The internal fluid conditions of the body must be regulated and kept relatively constant for normal body function. Water levels and concentrations of dissolved substances are largely regulated by the urinary system. The kidneys, organs of the urinary system, contain tiny structures called nephrons that filter the blood and produce urine. Useful substances are reabsorbed from the filtrate back into the blood, and other substances are secreted, or removed from the blood. The final product of the nephrons is released as urine. For example, an imbalance in electrolytes, chemicals that dissociate into positive and negative ions in water, can affect the production of urine.

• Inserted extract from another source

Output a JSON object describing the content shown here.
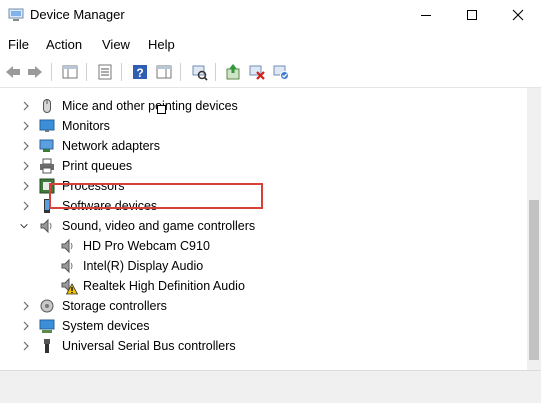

The rate of blood filtration, urine volume, and urine concentration can vary to keep electrolytes, water, and pH levels at homeostasis.
At A Glance
Fluids inside cells and outside cells differ in composition and water, and solute levels in these fluid compartments must be regulated for normal body functioning.
- The nephron, the part of the kidney that produces urine, is subdivided into the glomerulus, where blood filtration occurs, and associated tubules, where the blood filtrate is modified.
- The nephrons are responsible for the filtration of blood and the modification of the filtrate by reabsorption and secretion in order to produce urine.
Imbalance in water and electrolytes in the body can result in a change in volume or concentration of urine to keep the body at homeostasis.
Osmotic pressure, or the concentration of body fluids, is maintained by water moving freely between intracellular and extracellular compartments under the direction of hormonal input from the kidneys.
Blood pH is largely regulated by the kidneys by modifying reabsorption and secretion rates of hydrogen ions and bicarbonate ions to maintain pH balance.